This is, honestly, one of the strangest YA books I've ever read. I could tell you that it’s the story of a teen who is trying to deal with a giant insect apocalypse, but that’s just a part of what makes this book memorable. This story is really, really dense like in a "there's so much stuff packed into this story that my head might explode" way. And BTW, if you’re looking for other books that will bend your mind, after you finish reading this book be sure to check out more titles by Andrew Smith!
The Walls Around Us by Nova Ren Suma
Violet and Orianna were ballerinas and best friends, until two ballerinas who had been tormenting Violet are murdered and Orianna is convicted of the crime. When Orianna is sent to the juvenile detention center, Amber becomes her cellmate. The story is told from multiple points of view, in and out of chronological order, and while parts of the book read like realistic fiction, there is also a strong fantasy element that pulls the pieces of the story together. Several characters see visions of the past and the future and can even see each other across that chronological divide — or at least it seems that way until the very end of the book, when we finally understand that chronology was not what we thought it was.
Belzhar by Meg Wolitzer
What starts as one kind of story (sensitive teenage girl is depressed because her boyfriend died) turns into quite another (her special English class taught by a special teacher has the power to transform her memories, her mind, and even reality). No matter what you think of this book, you will absolutely remember it after you put it down. This would be a great book to spark discussions with teens or even grownups!
Places No One Knows by Brenna Yovanoff

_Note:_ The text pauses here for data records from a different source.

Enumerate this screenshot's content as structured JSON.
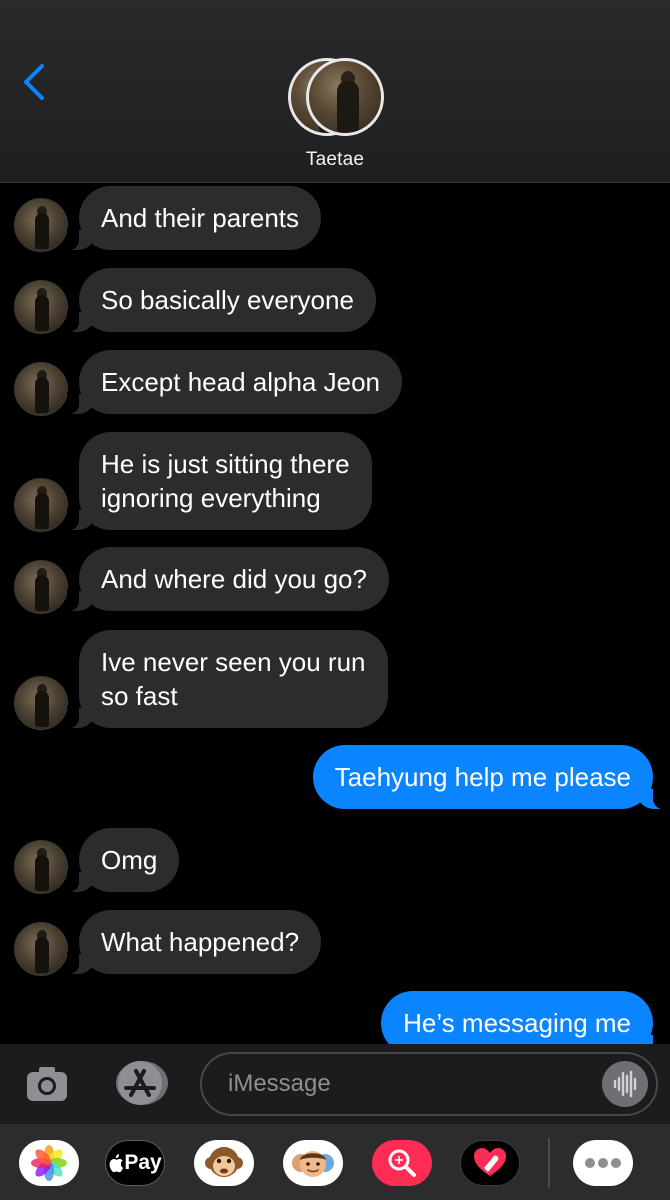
{
  "header": {
    "contact_name": "Taetae"
  },
  "messages": [
    {
      "dir": "in",
      "text": "And their parents"
    },
    {
      "dir": "in",
      "text": "So basically everyone"
    },
    {
      "dir": "in",
      "text": "Except head alpha Jeon"
    },
    {
      "dir": "in",
      "text": "He is just sitting there\nignoring everything"
    },
    {
      "dir": "in",
      "text": "And where did you go?"
    },
    {
      "dir": "in",
      "text": "Ive never seen you run\nso fast"
    },
    {
      "dir": "out",
      "text": "Taehyung help me please"
    },
    {
      "dir": "in",
      "text": "Omg"
    },
    {
      "dir": "in",
      "text": "What happened?"
    },
    {
      "dir": "out",
      "text": "He’s messaging me"
    }
  ],
  "input": {
    "placeholder": "iMessage"
  },
  "app_drawer": {
    "apps": [
      {
        "icon": "photos-icon"
      },
      {
        "icon": "apple-pay-icon",
        "label": "Pay"
      },
      {
        "icon": "animoji-monkey-icon"
      },
      {
        "icon": "memoji-icon"
      },
      {
        "icon": "images-search-icon"
      },
      {
        "icon": "digital-touch-icon"
      },
      {
        "icon": "more-apps-icon"
      }
    ]
  },
  "colors": {
    "incoming_bubble": "#2c2c2e",
    "outgoing_bubble": "#0b84ff",
    "accent": "#0b84ff",
    "background": "#000000"
  }
}
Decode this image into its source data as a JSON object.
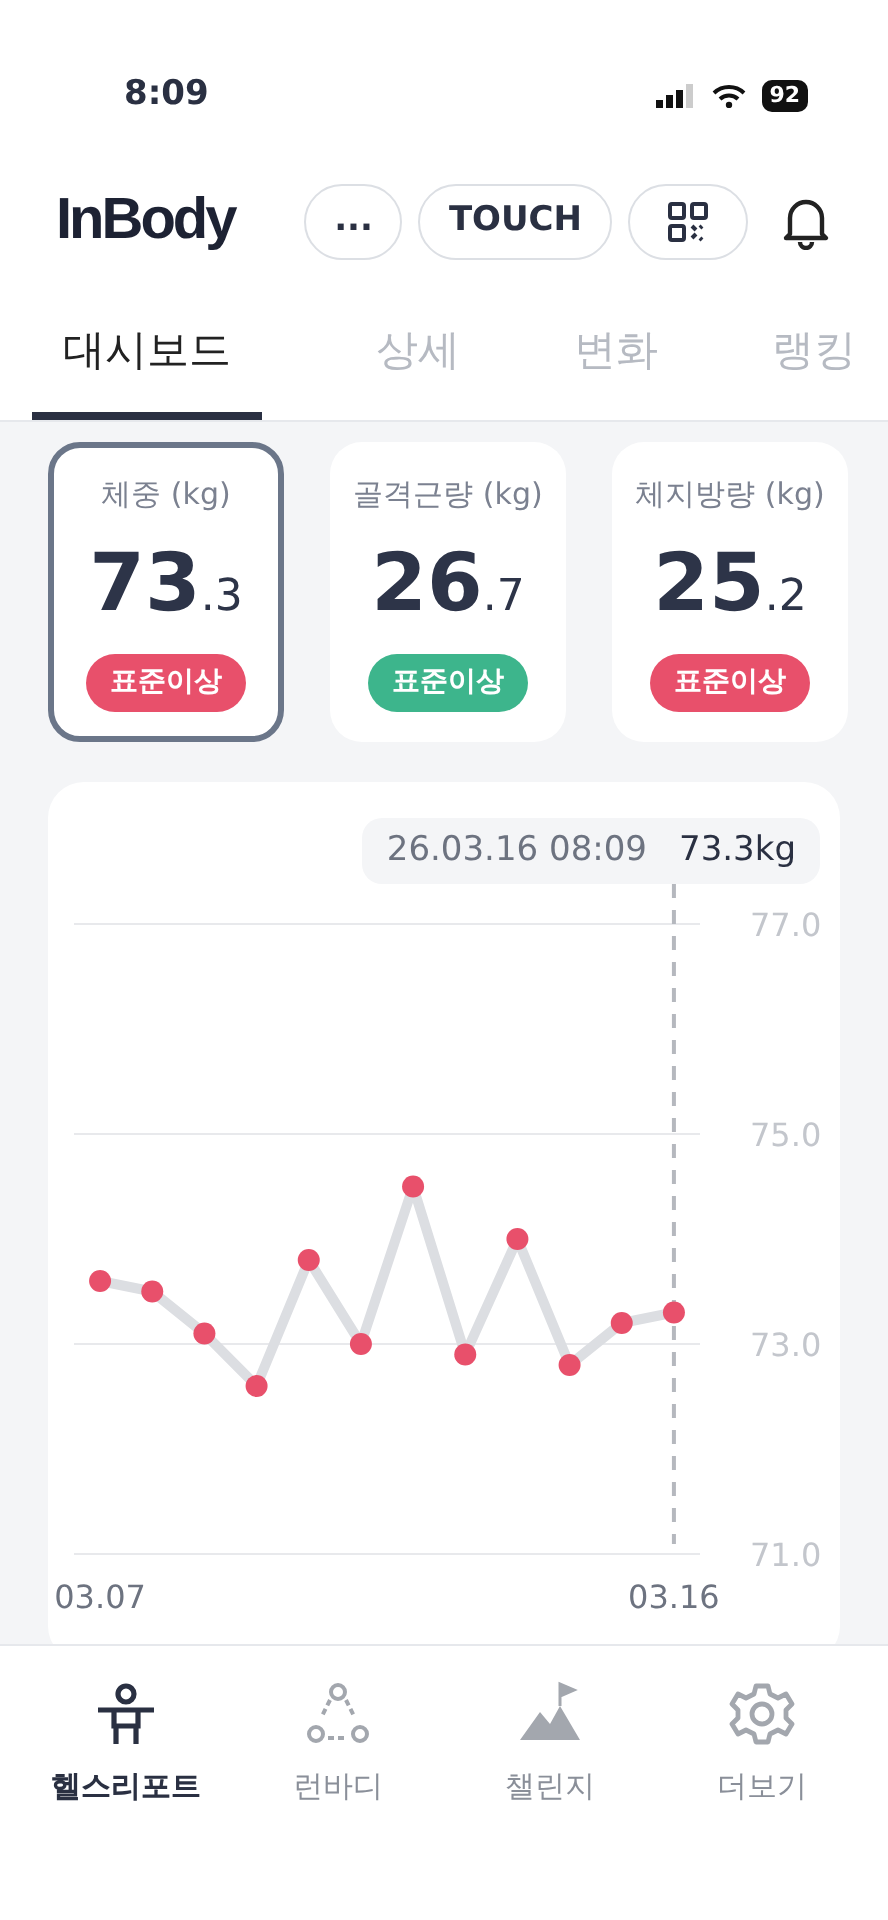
{
  "status_bar": {
    "time": "8:09",
    "battery": "92"
  },
  "header": {
    "logo": "InBody",
    "buttons": [
      {
        "kind": "text",
        "label": "..."
      },
      {
        "kind": "text",
        "label": "TOUCH"
      },
      {
        "kind": "qr"
      }
    ]
  },
  "tabs": [
    {
      "label": "대시보드",
      "selected": true
    },
    {
      "label": "상세",
      "selected": false
    },
    {
      "label": "변화",
      "selected": false
    },
    {
      "label": "랭킹",
      "selected": false
    }
  ],
  "metrics": [
    {
      "label": "체중 (kg)",
      "value_main": "73",
      "value_decimal": ".3",
      "badge": "표준이상",
      "color": "#e8506b",
      "selected": true
    },
    {
      "label": "골격근량 (kg)",
      "value_main": "26",
      "value_decimal": ".7",
      "badge": "표준이상",
      "color": "#3db58c",
      "selected": false
    },
    {
      "label": "체지방량 (kg)",
      "value_main": "25",
      "value_decimal": ".2",
      "badge": "표준이상",
      "color": "#e8506b",
      "selected": false
    }
  ],
  "chart": {
    "tooltip": {
      "date": "26.03.16 08:09",
      "value": "73.3kg"
    },
    "chart_data": {
      "type": "line",
      "categories": [
        "03.07",
        null,
        null,
        null,
        null,
        null,
        null,
        null,
        null,
        null,
        null,
        "03.16"
      ],
      "ylim": [
        71,
        77
      ],
      "yticks": [
        {
          "value": 77,
          "label": "77.0"
        },
        {
          "value": 75,
          "label": "75.0"
        },
        {
          "value": 73,
          "label": "73.0"
        },
        {
          "value": 71,
          "label": "71.0"
        }
      ],
      "series": [
        {
          "type": "line",
          "color": "#dcdee2",
          "values": [
            73.6,
            73.5,
            73.1,
            72.6,
            73.8,
            73.0,
            74.5,
            72.9,
            74.0,
            72.8,
            73.2,
            73.3
          ]
        },
        {
          "type": "scatter",
          "color": "#e8506b",
          "values": [
            73.6,
            73.5,
            73.1,
            72.6,
            73.8,
            73.0,
            74.5,
            72.9,
            74.0,
            72.8,
            73.2,
            73.3
          ]
        }
      ]
    }
  },
  "bottom_nav": [
    {
      "kind": "report",
      "label": "헬스리포트",
      "selected": true
    },
    {
      "kind": "runbody",
      "label": "런바디",
      "selected": false
    },
    {
      "kind": "challenge",
      "label": "챌린지",
      "selected": false
    },
    {
      "kind": "more",
      "label": "더보기",
      "selected": false
    }
  ]
}
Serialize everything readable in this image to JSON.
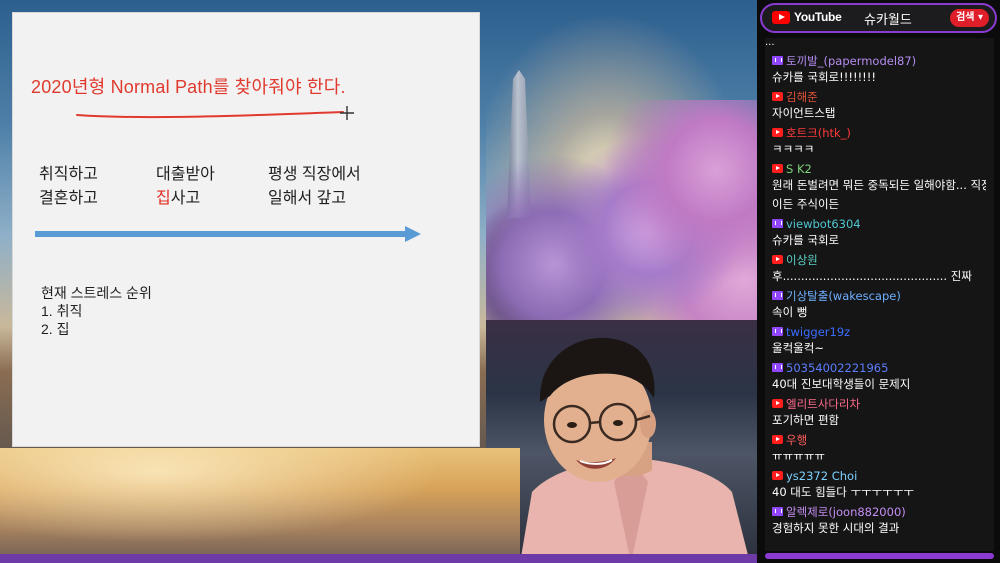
{
  "slide": {
    "title": "2020년형 Normal Path를 찾아줘야 한다.",
    "col1": [
      "취직하고",
      "결혼하고"
    ],
    "col2_line1": "대출받아",
    "col2_line2_red": "집",
    "col2_line2_rest": "사고",
    "col3": [
      "평생 직장에서",
      "일해서 갚고"
    ],
    "stress_title": "현재 스트레스 순위",
    "stress_items": [
      "1.  취직",
      "2.  집"
    ],
    "colors": {
      "title": "#e03a2e",
      "arrow": "#5b9bd5",
      "highlight": "#e32b1f"
    }
  },
  "chat": {
    "logo": "YouTube",
    "channel": "슈카월드",
    "search_label": "검색",
    "cut_line": "...",
    "messages": [
      {
        "platform": "twitch",
        "user": "토끼발_(papermodel87)",
        "color": "#b58df0",
        "text": "슈카를 국회로!!!!!!!!"
      },
      {
        "platform": "youtube",
        "user": "김해준",
        "color": "#e0513b",
        "text": "자이언트스탭"
      },
      {
        "platform": "youtube",
        "user": "호트크(htk_)",
        "color": "#ff3a3a",
        "text": "ㅋㅋㅋㅋ"
      },
      {
        "platform": "youtube",
        "user": "S K2",
        "color": "#7bd47b",
        "text": "원래 돈벌려면 뭐든 중독되든 일해야함... 직장"
      },
      {
        "platform": "none",
        "user": "",
        "color": "#ffffff",
        "text": "이든 주식이든"
      },
      {
        "platform": "twitch",
        "user": "viewbot6304",
        "color": "#4fc6d1",
        "text": "슈카를 국회로"
      },
      {
        "platform": "youtube",
        "user": "이상원",
        "color": "#5bd2c7",
        "text": "후............................................. 진짜"
      },
      {
        "platform": "twitch",
        "user": "기상탈출(wakescape)",
        "color": "#6fb0ff",
        "text": "속이 뻥"
      },
      {
        "platform": "twitch",
        "user": "twigger19z",
        "color": "#3b6dff",
        "text": "울컥울컥~"
      },
      {
        "platform": "twitch",
        "user": "50354002221965",
        "color": "#5c7dff",
        "text": "40대 진보대학생들이 문제지"
      },
      {
        "platform": "youtube",
        "user": "엘리트사다리차",
        "color": "#ff6a8a",
        "text": "포기하면 편함"
      },
      {
        "platform": "youtube",
        "user": "우행",
        "color": "#ff5d5d",
        "text": "ㅠㅠㅠㅠㅠ"
      },
      {
        "platform": "youtube",
        "user": "ys2372 Choi",
        "color": "#7fd1ff",
        "text": "40 대도 힘들다 ㅜㅜㅜㅜㅜㅜ"
      },
      {
        "platform": "twitch",
        "user": "알렉제로(joon882000)",
        "color": "#c58ef5",
        "text": "경험하지 못한 시대의 결과"
      }
    ]
  }
}
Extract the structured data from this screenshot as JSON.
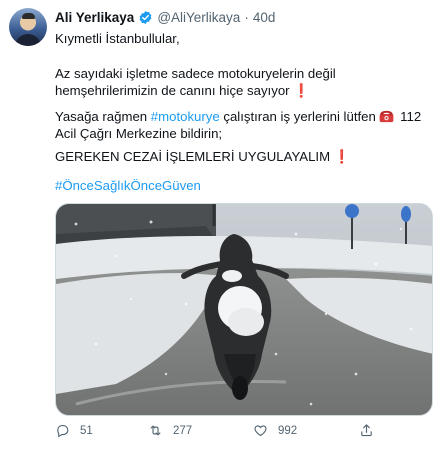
{
  "author": {
    "name": "Ali Yerlikaya",
    "handle": "@AliYerlikaya",
    "separator": "·",
    "time": "40d"
  },
  "tweet": {
    "greeting": "Kıymetli İstanbullular,",
    "para1": "Az sayıdaki işletme sadece motokuryelerin değil hemşehrilerimizin de canını hiçe sayıyor",
    "para2_pre": "Yasağa rağmen ",
    "para2_tag": "#motokurye",
    "para2_mid": " çalıştıran iş yerlerini lütfen ",
    "para2_post": " 112 Acil Çağrı Merkezine bildirin;",
    "para3": "GEREKEN CEZAİ İŞLEMLERİ UYGULAYALIM",
    "hashtag": "#ÖnceSağlıkÖnceGüven",
    "exclamation": "❗"
  },
  "actions": {
    "replies": "51",
    "retweets": "277",
    "likes": "992"
  },
  "colors": {
    "link": "#1d9bf0",
    "verified": "#1d9bf0",
    "muted": "#536471",
    "alert": "#e0302a"
  },
  "icons": [
    "verified-badge-icon",
    "telephone-icon",
    "reply-icon",
    "retweet-icon",
    "like-icon",
    "share-icon"
  ]
}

There’s a popular girl named Waverly who feels a lot of pressure trying to keep up the perfect appearance of her life. She feels so stressed out that at night she usually runs instead of sleeping. Marshall is an unpopular boy who doesn’t put any effort into his appearance or his popularity, and he deals with stress by drinking and taking drugs. Then one night when Waverly tries to fall asleep with the help of a scented candle, she finds herself mysteriously transported to be with Marshall. This story is sometimes surreal, sometimes magical, and sometimes bewildering.